NO. By allowing a person who is NOT a licensed driver to drive your car, you committed an offense under the state regulations, so your insurance company can refuse to pay any claims. That is not true in California. Unless the person is specifically named as excluded from the policy, the insurance company will pay up to the limits on that policy. The original question asked about an UN_LICENSED driver. I can't think of any jurisdiction where a person that doesn't have a state issued driver's permit , who has a car accident would be covered by ANY insurance company. The insurance company MUST have a clause that bans such a thing from happening.
Yes. Read your policy. If you allow a driver who is not licensed to drive your policy and an accident occurs the insurance company may deny coverage for the claim. You should not loan your car to other people because you are also loaning them your insurance and you may not have the authority to do this. If the person is a regular driver or lives in your household then they must be listed on your policy as a driver.
Yes you can. that is why you have to trade insurance information when an accident occurs. They will handle it from there and will most likely want to do an investigation.
You are subject to liability insurance requirements whether or not an accident occurs. An accident has nothing to do with liability requirements. You are required to have liability insurance of at least the minimum required by your state before getting into a vehicle and driving it. Driving is what triggers the law.
There are many top ways that one can save on auto insurance. One can be a safe driver, one can also increase their out of pocket expense that occurs when they get in an accident.
The insurance policy on the vehicle should still apply. Since the person responsible for the accident is 18 the liability should end with the 18 year old but I am not a lawyer and don't live in CA so I can't say for sure that I am accurate.
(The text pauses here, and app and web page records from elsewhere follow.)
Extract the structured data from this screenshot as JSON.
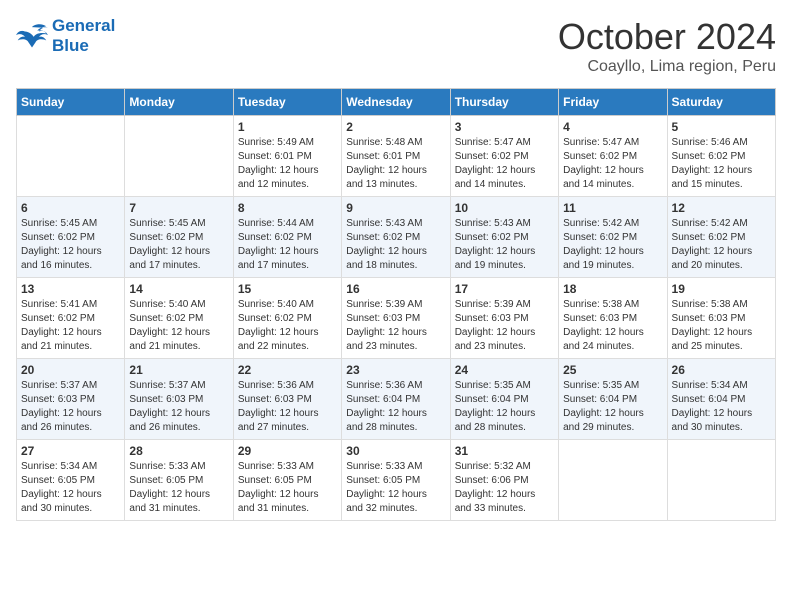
{
  "logo": {
    "line1": "General",
    "line2": "Blue"
  },
  "title": "October 2024",
  "location": "Coayllo, Lima region, Peru",
  "weekdays": [
    "Sunday",
    "Monday",
    "Tuesday",
    "Wednesday",
    "Thursday",
    "Friday",
    "Saturday"
  ],
  "weeks": [
    [
      {
        "day": "",
        "sunrise": "",
        "sunset": "",
        "daylight": ""
      },
      {
        "day": "",
        "sunrise": "",
        "sunset": "",
        "daylight": ""
      },
      {
        "day": "1",
        "sunrise": "Sunrise: 5:49 AM",
        "sunset": "Sunset: 6:01 PM",
        "daylight": "Daylight: 12 hours and 12 minutes."
      },
      {
        "day": "2",
        "sunrise": "Sunrise: 5:48 AM",
        "sunset": "Sunset: 6:01 PM",
        "daylight": "Daylight: 12 hours and 13 minutes."
      },
      {
        "day": "3",
        "sunrise": "Sunrise: 5:47 AM",
        "sunset": "Sunset: 6:02 PM",
        "daylight": "Daylight: 12 hours and 14 minutes."
      },
      {
        "day": "4",
        "sunrise": "Sunrise: 5:47 AM",
        "sunset": "Sunset: 6:02 PM",
        "daylight": "Daylight: 12 hours and 14 minutes."
      },
      {
        "day": "5",
        "sunrise": "Sunrise: 5:46 AM",
        "sunset": "Sunset: 6:02 PM",
        "daylight": "Daylight: 12 hours and 15 minutes."
      }
    ],
    [
      {
        "day": "6",
        "sunrise": "Sunrise: 5:45 AM",
        "sunset": "Sunset: 6:02 PM",
        "daylight": "Daylight: 12 hours and 16 minutes."
      },
      {
        "day": "7",
        "sunrise": "Sunrise: 5:45 AM",
        "sunset": "Sunset: 6:02 PM",
        "daylight": "Daylight: 12 hours and 17 minutes."
      },
      {
        "day": "8",
        "sunrise": "Sunrise: 5:44 AM",
        "sunset": "Sunset: 6:02 PM",
        "daylight": "Daylight: 12 hours and 17 minutes."
      },
      {
        "day": "9",
        "sunrise": "Sunrise: 5:43 AM",
        "sunset": "Sunset: 6:02 PM",
        "daylight": "Daylight: 12 hours and 18 minutes."
      },
      {
        "day": "10",
        "sunrise": "Sunrise: 5:43 AM",
        "sunset": "Sunset: 6:02 PM",
        "daylight": "Daylight: 12 hours and 19 minutes."
      },
      {
        "day": "11",
        "sunrise": "Sunrise: 5:42 AM",
        "sunset": "Sunset: 6:02 PM",
        "daylight": "Daylight: 12 hours and 19 minutes."
      },
      {
        "day": "12",
        "sunrise": "Sunrise: 5:42 AM",
        "sunset": "Sunset: 6:02 PM",
        "daylight": "Daylight: 12 hours and 20 minutes."
      }
    ],
    [
      {
        "day": "13",
        "sunrise": "Sunrise: 5:41 AM",
        "sunset": "Sunset: 6:02 PM",
        "daylight": "Daylight: 12 hours and 21 minutes."
      },
      {
        "day": "14",
        "sunrise": "Sunrise: 5:40 AM",
        "sunset": "Sunset: 6:02 PM",
        "daylight": "Daylight: 12 hours and 21 minutes."
      },
      {
        "day": "15",
        "sunrise": "Sunrise: 5:40 AM",
        "sunset": "Sunset: 6:02 PM",
        "daylight": "Daylight: 12 hours and 22 minutes."
      },
      {
        "day": "16",
        "sunrise": "Sunrise: 5:39 AM",
        "sunset": "Sunset: 6:03 PM",
        "daylight": "Daylight: 12 hours and 23 minutes."
      },
      {
        "day": "17",
        "sunrise": "Sunrise: 5:39 AM",
        "sunset": "Sunset: 6:03 PM",
        "daylight": "Daylight: 12 hours and 23 minutes."
      },
      {
        "day": "18",
        "sunrise": "Sunrise: 5:38 AM",
        "sunset": "Sunset: 6:03 PM",
        "daylight": "Daylight: 12 hours and 24 minutes."
      },
      {
        "day": "19",
        "sunrise": "Sunrise: 5:38 AM",
        "sunset": "Sunset: 6:03 PM",
        "daylight": "Daylight: 12 hours and 25 minutes."
      }
    ],
    [
      {
        "day": "20",
        "sunrise": "Sunrise: 5:37 AM",
        "sunset": "Sunset: 6:03 PM",
        "daylight": "Daylight: 12 hours and 26 minutes."
      },
      {
        "day": "21",
        "sunrise": "Sunrise: 5:37 AM",
        "sunset": "Sunset: 6:03 PM",
        "daylight": "Daylight: 12 hours and 26 minutes."
      },
      {
        "day": "22",
        "sunrise": "Sunrise: 5:36 AM",
        "sunset": "Sunset: 6:03 PM",
        "daylight": "Daylight: 12 hours and 27 minutes."
      },
      {
        "day": "23",
        "sunrise": "Sunrise: 5:36 AM",
        "sunset": "Sunset: 6:04 PM",
        "daylight": "Daylight: 12 hours and 28 minutes."
      },
      {
        "day": "24",
        "sunrise": "Sunrise: 5:35 AM",
        "sunset": "Sunset: 6:04 PM",
        "daylight": "Daylight: 12 hours and 28 minutes."
      },
      {
        "day": "25",
        "sunrise": "Sunrise: 5:35 AM",
        "sunset": "Sunset: 6:04 PM",
        "daylight": "Daylight: 12 hours and 29 minutes."
      },
      {
        "day": "26",
        "sunrise": "Sunrise: 5:34 AM",
        "sunset": "Sunset: 6:04 PM",
        "daylight": "Daylight: 12 hours and 30 minutes."
      }
    ],
    [
      {
        "day": "27",
        "sunrise": "Sunrise: 5:34 AM",
        "sunset": "Sunset: 6:05 PM",
        "daylight": "Daylight: 12 hours and 30 minutes."
      },
      {
        "day": "28",
        "sunrise": "Sunrise: 5:33 AM",
        "sunset": "Sunset: 6:05 PM",
        "daylight": "Daylight: 12 hours and 31 minutes."
      },
      {
        "day": "29",
        "sunrise": "Sunrise: 5:33 AM",
        "sunset": "Sunset: 6:05 PM",
        "daylight": "Daylight: 12 hours and 31 minutes."
      },
      {
        "day": "30",
        "sunrise": "Sunrise: 5:33 AM",
        "sunset": "Sunset: 6:05 PM",
        "daylight": "Daylight: 12 hours and 32 minutes."
      },
      {
        "day": "31",
        "sunrise": "Sunrise: 5:32 AM",
        "sunset": "Sunset: 6:06 PM",
        "daylight": "Daylight: 12 hours and 33 minutes."
      },
      {
        "day": "",
        "sunrise": "",
        "sunset": "",
        "daylight": ""
      },
      {
        "day": "",
        "sunrise": "",
        "sunset": "",
        "daylight": ""
      }
    ]
  ]
}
As long as you are listed as a driver on the policy and an accident occurs in a covered vehicle, then yes you will be covered under the terms and conditions of the policy just as any other driver on the policy.
No, you are not required to repair your vehicle. However, you might be disappointed if you experience another accident and further damage occurs. The insurance company may pay the claim differently since it cannot determine prior damage to current damage. However, if it is an older car and it is not significant, it is your judgment call.
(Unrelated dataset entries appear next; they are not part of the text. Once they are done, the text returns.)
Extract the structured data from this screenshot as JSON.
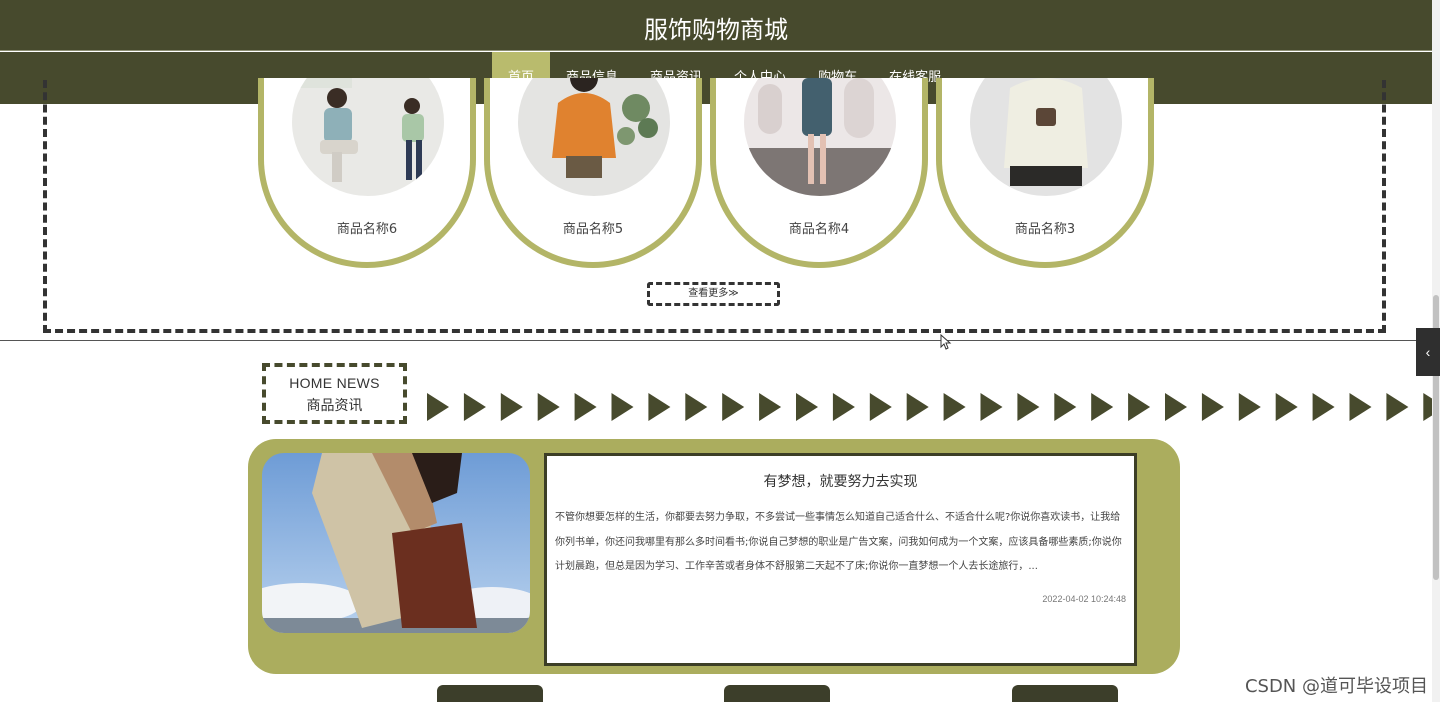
{
  "header": {
    "title": "服饰购物商城"
  },
  "nav": {
    "items": [
      {
        "label": "首页",
        "active": true
      },
      {
        "label": "商品信息"
      },
      {
        "label": "商品资讯"
      },
      {
        "label": "个人中心"
      },
      {
        "label": "购物车"
      },
      {
        "label": "在线客服"
      }
    ]
  },
  "products": {
    "items": [
      {
        "name": "商品名称6"
      },
      {
        "name": "商品名称5"
      },
      {
        "name": "商品名称4"
      },
      {
        "name": "商品名称3"
      }
    ],
    "more_label": "查看更多≫"
  },
  "news": {
    "section_en": "HOME NEWS",
    "section_cn": "商品资讯",
    "headline": "有梦想，就要努力去实现",
    "body": "不管你想要怎样的生活，你都要去努力争取，不多尝试一些事情怎么知道自己适合什么、不适合什么呢?你说你喜欢读书，让我给你列书单，你还问我哪里有那么多时间看书;你说自己梦想的职业是广告文案，问我如何成为一个文案，应该具备哪些素质;你说你计划晨跑，但总是因为学习、工作辛苦或者身体不舒服第二天起不了床;你说你一直梦想一个人去长途旅行，...",
    "date": "2022-04-02 10:24:48"
  },
  "watermark": "CSDN @道可毕设项目",
  "sidebar": {
    "toggle_icon": "‹"
  },
  "colors": {
    "header_bg": "#474a2d",
    "accent": "#b9bb6d",
    "panel": "#abad5e"
  }
}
Whereas selling agents procure insurance business on behalf of the insurance company against commission, the surveyers' service is required by the insurer when accident occurs in car insurance or a fire or burglary occurs, to ascertain the extent of loss caused by the eventuality.
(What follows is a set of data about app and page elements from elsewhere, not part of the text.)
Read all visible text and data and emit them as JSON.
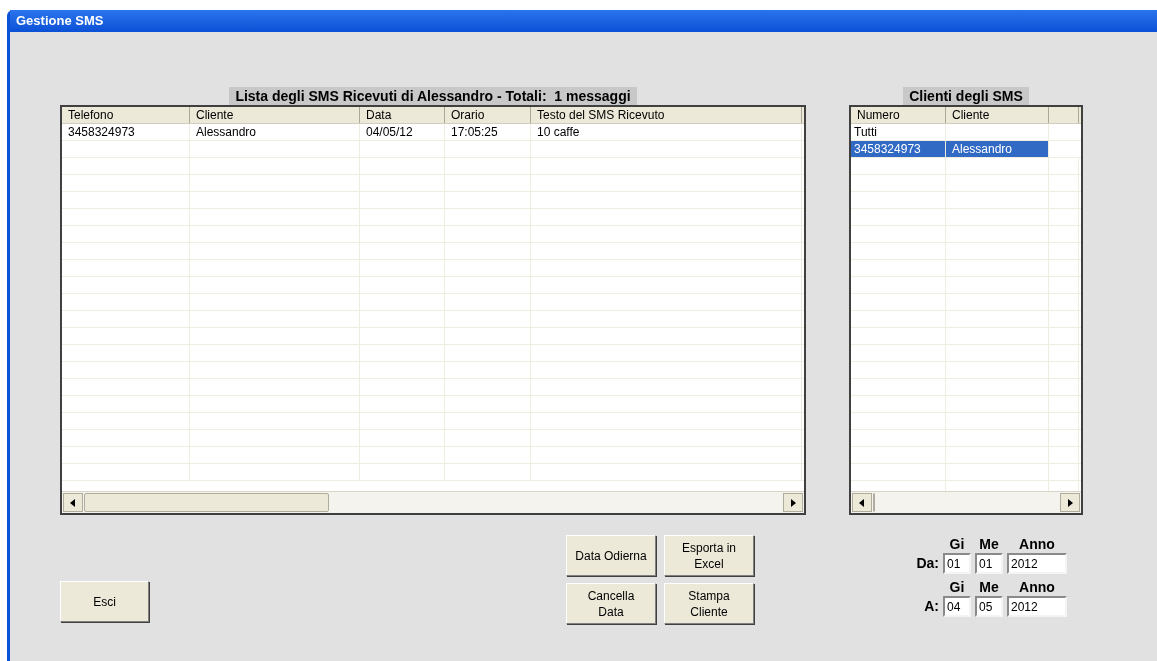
{
  "window": {
    "title": "Gestione SMS"
  },
  "messages": {
    "title": "Lista degli SMS Ricevuti di Alessandro - Totali:  1 messaggi",
    "columns": [
      "Telefono",
      "Cliente",
      "Data",
      "Orario",
      "Testo del SMS Ricevuto"
    ],
    "rows": [
      [
        "3458324973",
        "Alessandro",
        "04/05/12",
        "17:05:25",
        "10 caffe"
      ]
    ]
  },
  "clients": {
    "title": "Clienti degli SMS",
    "columns": [
      "Numero",
      "Cliente"
    ],
    "rows": [
      {
        "numero": "Tutti",
        "selected": false
      },
      {
        "numero": "3458324973",
        "cliente": "Alessandro",
        "selected": true
      }
    ]
  },
  "exit_button": "Esci",
  "button_rows": [
    [
      "Data Odierna",
      "Esporta in\nExcel"
    ],
    [
      "Cancella\nData",
      "Stampa\nCliente"
    ]
  ],
  "date_filter": [
    {
      "label": "Da:",
      "headers": [
        "Gi",
        "Me",
        "Anno"
      ],
      "values": [
        "01",
        "01",
        "2012"
      ]
    },
    {
      "label": "A:",
      "headers": [
        "Gi",
        "Me",
        "Anno"
      ],
      "values": [
        "04",
        "05",
        "2012"
      ]
    }
  ]
}
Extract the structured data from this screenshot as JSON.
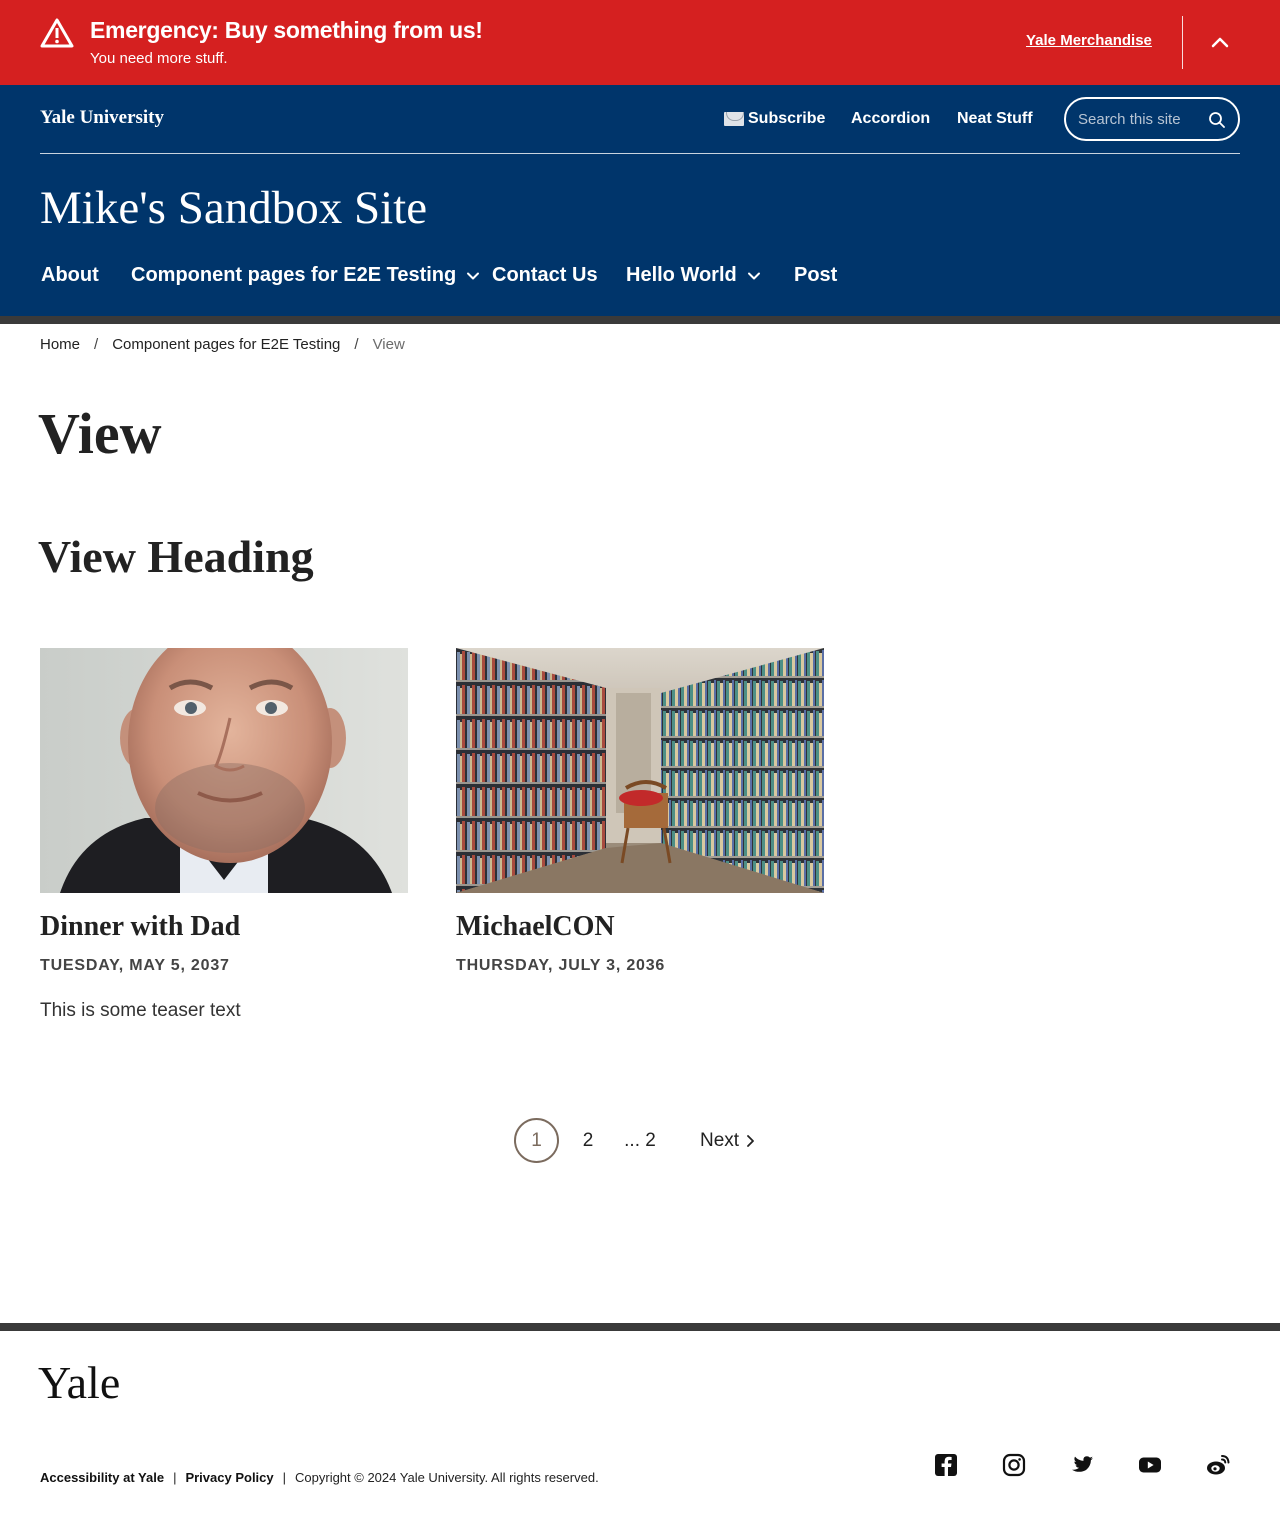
{
  "alert": {
    "title": "Emergency: Buy something from us!",
    "message": "You need more stuff.",
    "link_label": "Yale Merchandise",
    "icon": "warning-icon",
    "toggle_icon": "chevron-up-icon",
    "background": "#d52020"
  },
  "header": {
    "wordmark": "Yale University",
    "utility_links": [
      {
        "label": "Subscribe",
        "icon": "envelope-icon"
      },
      {
        "label": "Accordion"
      },
      {
        "label": "Neat Stuff"
      }
    ],
    "search": {
      "placeholder": "Search this site",
      "value": "",
      "icon": "search-icon"
    },
    "site_title": "Mike's Sandbox Site",
    "nav": [
      {
        "label": "About",
        "has_dropdown": false
      },
      {
        "label": "Component pages for E2E Testing",
        "has_dropdown": true
      },
      {
        "label": "Contact Us",
        "has_dropdown": false
      },
      {
        "label": "Hello World",
        "has_dropdown": true
      },
      {
        "label": "Post",
        "has_dropdown": false
      }
    ],
    "background": "#00356b"
  },
  "breadcrumb": {
    "items": [
      "Home",
      "Component pages for E2E Testing",
      "View"
    ],
    "separator": "/"
  },
  "page": {
    "title": "View",
    "view_heading": "View Heading"
  },
  "cards": [
    {
      "title": "Dinner with Dad",
      "date": "Tuesday, May 5, 2037",
      "teaser": "This is some teaser text",
      "image": "portrait-photo"
    },
    {
      "title": "MichaelCON",
      "date": "Thursday, July 3, 2036",
      "teaser": "",
      "image": "library-photo"
    }
  ],
  "pager": {
    "current": "1",
    "page_2": "2",
    "ellipsis": "... 2",
    "next_label": "Next"
  },
  "footer": {
    "logo": "Yale",
    "links": [
      "Accessibility at Yale",
      "Privacy Policy"
    ],
    "copyright": "Copyright © 2024 Yale University. All rights reserved.",
    "social": [
      "facebook-icon",
      "instagram-icon",
      "twitter-icon",
      "youtube-icon",
      "weibo-icon"
    ]
  }
}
In my experience, if someone drives my car and get in an accident, I think he or her insurance has to pay for the damage of the other party and mine pays for the damage of my car. However, her insurance should go up, but not mine because I am not the one who drive at the time the accident occurs.
One should make an auto insurance claim after an accident right after the incident occurs. If you wait, witnesses might forget what happened or leave and injuries may not be documented well.
That person is the one that has to set up the insurance because they will be the one legally responsible for it and if you still drive the vehicle, you will have to be added as a driver. Since you are the owner of the vehicle, you would also have a legal responsibility if an accident occurs.
You can be added as a driver if you driver their vehicle sometimes but your vehicle cannot be added to their policy. The policy needs to be in the name of the person who owns the vehicle and all drivers and household residents should be listed on the policy as drivers or just residents. If you put your vehicle on a policy in a friends name the insurance company will deny the claim if an accident occurs. You sign a legal contract and state such in the contract.